NOT TO BE SNIFFED AT
Slissie, £29.99, slissie.co.uk
Slissie costs £29.99 and gives you a burst of calorie-free flavour when you suck on it and it comes in different flavours
This small, mascara-sized rechargeable device delivers a burst of calorie-free flavour when you suck on it.
The cartridges, which you buy separately, have different flavoured liquids inside, such as chocolate or mint. The idea is you suck in a mist of the flavour when you crave a sweet snack.
The maker claims the aromas from the flavour are sensed by smell receptors in the nose, conveying satiety messages to the appetite control centre of the brain, reducing sugar cravings.
VERDICT: This is an interesting product, but I need more convincing. The maker produces some research evidence that smelling foods can cause weight reduction, but unfortunately the research did not use the Slissie product. 7/10
WINE OR WHINE?
Civilized Glass costs £36 and stops you drinking too much wine as it drains the excess
Civilized Glass, £36, mr-sci.net
Modelled on an invention by Pythagoras made around 2,500 years ago, the secret of this ‘civilised’ glass is the siphon structure in the middle.
When you keep the level of wine in the glass below the top of the siphon (a maximum of approximately 250ml, or a third of a bottle of wine), all is well.
However, if you pour above this, every drop of wine drains out through a hole in the bottom, onto your lap or whatever surface is below.
VERDICT: A bit of fun, maybe, but would it help you lose weight? Not a chance. Best not to try it while in your best clothes.
The best strategies to cut down on alcohol, and the calorie content in it, are to use small glasses, not accept top-ups, and intersperse alcoholic drinks with water. 2/10
TAKE A BITE
ELMM Bite and Step-Counting Watch, £86, myelmm.com
You switch this bite counter watch on at the beginning of each meal and it measures hand-to-mouth wrist roll motion, and hence the number of mouthfuls taken.
The ELMM Bite and Step-Counting Watch costs £86 and it measures the number of mouthfuls you take during a meal
You get a reading of the number of bites taken and you can set an alarm to sound if you take more or fewer bites than you need.
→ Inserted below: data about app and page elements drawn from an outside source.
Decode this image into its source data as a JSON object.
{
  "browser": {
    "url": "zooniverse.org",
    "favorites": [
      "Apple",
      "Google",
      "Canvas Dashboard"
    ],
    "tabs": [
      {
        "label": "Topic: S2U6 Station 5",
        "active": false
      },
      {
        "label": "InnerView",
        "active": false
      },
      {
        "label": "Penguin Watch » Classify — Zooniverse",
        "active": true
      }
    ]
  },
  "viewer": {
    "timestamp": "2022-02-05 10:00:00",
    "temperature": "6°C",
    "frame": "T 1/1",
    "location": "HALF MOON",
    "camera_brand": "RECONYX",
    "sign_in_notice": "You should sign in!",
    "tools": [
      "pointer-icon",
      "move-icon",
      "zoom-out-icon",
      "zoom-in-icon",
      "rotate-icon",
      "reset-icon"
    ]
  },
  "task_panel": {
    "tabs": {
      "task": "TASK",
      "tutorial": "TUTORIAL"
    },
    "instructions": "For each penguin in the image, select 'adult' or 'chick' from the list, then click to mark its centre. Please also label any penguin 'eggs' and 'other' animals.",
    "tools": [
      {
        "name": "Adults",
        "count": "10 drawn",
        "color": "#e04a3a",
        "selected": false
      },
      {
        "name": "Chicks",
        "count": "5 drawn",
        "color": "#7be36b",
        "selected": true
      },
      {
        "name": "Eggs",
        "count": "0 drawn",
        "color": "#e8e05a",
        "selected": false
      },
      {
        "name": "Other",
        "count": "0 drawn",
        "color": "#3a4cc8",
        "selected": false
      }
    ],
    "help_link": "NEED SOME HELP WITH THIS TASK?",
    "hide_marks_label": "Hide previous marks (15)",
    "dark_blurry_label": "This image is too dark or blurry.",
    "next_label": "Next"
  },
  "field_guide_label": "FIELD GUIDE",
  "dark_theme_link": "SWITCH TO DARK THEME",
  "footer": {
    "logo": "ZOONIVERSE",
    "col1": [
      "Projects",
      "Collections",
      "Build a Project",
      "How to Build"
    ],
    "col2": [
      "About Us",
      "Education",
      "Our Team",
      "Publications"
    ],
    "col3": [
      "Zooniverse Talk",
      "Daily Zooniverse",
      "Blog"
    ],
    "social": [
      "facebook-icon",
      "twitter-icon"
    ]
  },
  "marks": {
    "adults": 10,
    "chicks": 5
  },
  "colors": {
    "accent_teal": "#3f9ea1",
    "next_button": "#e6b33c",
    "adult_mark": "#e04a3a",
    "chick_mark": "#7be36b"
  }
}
The two professors who invented it at Clemson University in the U.S. say research suggests around 100 bites a day is ideal for weight loss for most people.
However, you find your own bite goal by using the watch to monitor your normal intake for two weeks, then shaving off 10 to 20 per cent of the bites.
The watch has a pedometer built in, too — hence ‘eat less, move more’, which ELMM stands for. The bite counter can also be downloaded as a free app by Apple Watch owners
VERDICT: In a small study with children, using this bite counter did lead to some weight loss, so there may be some substance to this device. There’s plenty of evidence that slower eating can help reduce total calorific intake.
However, I remain to be convinced that solely counting bites will result in meaningful, long-term weight loss. 8/10
BRACELET GIVES YOU AN ELECTRIC SHOCK
Pavlok shock wristband, £179.99, amazon.co.uk
The Pavlok shock wristband costs £179.99 and delivers an electric shock to the wearer to try and help you avoid ‘undesirable behaviour’
This bracelet is based on aversion therapy, thought to help people to avoid an undesirable behaviour by conditioning them to associate it with an unpleasant stimulus (a shock in this case).
You press the lightning bolt symbol to administer a zap, ranging from mildly unpleasant to painful depending on the intensity you pick (between 50 and 450 volts). The idea is you give yourself a shock if you find yourself picking up unhealthy snacks. The maker says it should change behaviour in five days.
VERDICT: Aversion therapy can help people quit smoking, as smokers can respond quickly to it. Weight loss is more complex. You have to initiate the shock, so it is unreliable. 1/10